A very revealing, and rather alarming, article by Porter Stansberry The 'Metropolitan Plan' for when the dollar collapses… points out that already the Eurozone and Japan have implemented negative interest rate policies (NIRPs) and that the latest moves in Hong Kong, where the overnight Hong Kong interbank offer rate, which determines the rate that banks in the city have to pay to borrow Chinese yuan from each other, fell to negative 3.725%, suggests that mainland China may not be far behind. All this negative interest rate setting is part of the ongoing currency wars where nations are trying to reduce the values of their currencies against those of their competitors in global trade. How long is it before the U.S.A. has to follow suit in order to prevent its whole exporting sector becoming completely uncompetitive on world markets and further dragging down the U.S. domestic manufacturing sector, which is already experiencing PMI ‘s of below 50?
Interestingly, despite these negative rates appearing elsewhere, the dollar index has weakened from around 100 at the beginning of the year to below 95 at present which suggests there are also other forces at play here. One doubts that the U.S. Fed wants to see a stronger dollar and there are probably moves behind the scenes to control any propensity for the dollar to rise despite the NIRPs being implemented by major rivals. This is perhaps yet another sign that Fed moves to carry on raising interest rates may yet be further away than some might suggest. Jim Rickards suggested recently that there is in effect an unspoken agreement whereby the major currencies are weakened together – but against what? Gold maybe.
Indeed Stansberry points to the recently reported decision by one of the world’s largest insurers, Munich Re., to hold a significant part of its reserves in cash and gold. Negative overnight deposit rates,meaning that money deposited one day is automatically worth less the following morning, mean that other major holders of cash who need instant access to it, may well start to consider doing the same as Munich Re – indeed a number of prominent high-wealth individuals have already gone public in admitting that they hold gold and gold derivavtives and reminding us that gokd has protected wealth since time immemorial. And if this starts to become even more apparent then funds will follow suit too and gold becomes a true safe haven for the big money. What will that do to the gold price which is currently showing strong resistance against falling back any more after its recent big rise?

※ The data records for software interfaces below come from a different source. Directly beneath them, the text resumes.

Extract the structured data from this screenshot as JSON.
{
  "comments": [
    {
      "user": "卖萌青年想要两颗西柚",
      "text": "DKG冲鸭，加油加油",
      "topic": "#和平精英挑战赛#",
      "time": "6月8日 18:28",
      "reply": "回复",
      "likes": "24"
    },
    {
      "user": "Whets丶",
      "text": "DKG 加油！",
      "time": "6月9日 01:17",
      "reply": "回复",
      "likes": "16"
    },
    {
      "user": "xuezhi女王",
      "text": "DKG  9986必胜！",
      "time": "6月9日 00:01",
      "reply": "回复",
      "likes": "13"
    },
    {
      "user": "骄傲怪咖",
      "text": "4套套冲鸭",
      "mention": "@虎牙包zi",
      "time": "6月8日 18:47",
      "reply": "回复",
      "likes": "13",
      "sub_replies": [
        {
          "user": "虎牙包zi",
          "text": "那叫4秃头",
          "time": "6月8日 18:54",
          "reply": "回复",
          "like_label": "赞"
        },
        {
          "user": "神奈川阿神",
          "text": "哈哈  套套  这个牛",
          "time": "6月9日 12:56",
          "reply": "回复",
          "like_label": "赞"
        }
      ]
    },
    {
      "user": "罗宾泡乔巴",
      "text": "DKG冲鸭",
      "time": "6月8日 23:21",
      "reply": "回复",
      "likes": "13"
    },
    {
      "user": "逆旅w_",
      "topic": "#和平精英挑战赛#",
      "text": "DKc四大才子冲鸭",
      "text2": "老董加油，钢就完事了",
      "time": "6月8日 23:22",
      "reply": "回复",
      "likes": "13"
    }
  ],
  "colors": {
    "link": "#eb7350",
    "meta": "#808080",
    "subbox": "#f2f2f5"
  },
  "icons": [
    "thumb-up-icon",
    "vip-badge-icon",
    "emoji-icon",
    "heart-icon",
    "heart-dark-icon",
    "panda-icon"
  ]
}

Stansberry even raises the possibility of a return to a partial backing of the dollar by gold – in other words a return to at least a partial gold standard, to revive confidence in the greenback and dollar-denominated bonds. He suggests that this could be achieved with a gold price of around $10,000 used to make U.S. government bonds redeemable for gold, and utilising the U.S.’s big gold reserves to do so.
But the overall message of the article was that the global economy is in serious trouble and that the imposition of negative interest rate policies globally would have far-reaching ramifications and would be particularly negative for the global banking sector. They could prompt a run on banks to withdraw cash, a proportion of which might be used to buy gold, or other readily storable hard assets.
Stansberry also raised the spectre perhaps not of outright gold confiscation by governments but at least legislation to ban new purchases of gold by individuals or funds in order to help protect the banks. And he points to the current moves into gold by some of the biggest investor names as something of a pre-emptive strike on their behalf. Perhaps we should all be warned.
If Stansberry is right in his analysis of what the future holds in store for us we could well be in for some very difficult times financially. Can governments muddle through as they have done in the recent past or are indeed the world’s fiat currencies heading for collapse as a number of observers warn us? Gold could well be one of the best ways of preserving wealth if the worst happens. The true financial insurance policy indeed.
Equities may have had a good run in the wake of all the central bank initiated financial stimuli, but these are currently looking very shaky, while gold is perhaps showing continuing signs of reversing its four year downturn. The balancing act does indeed look to be at last coming down in favour of precious metals.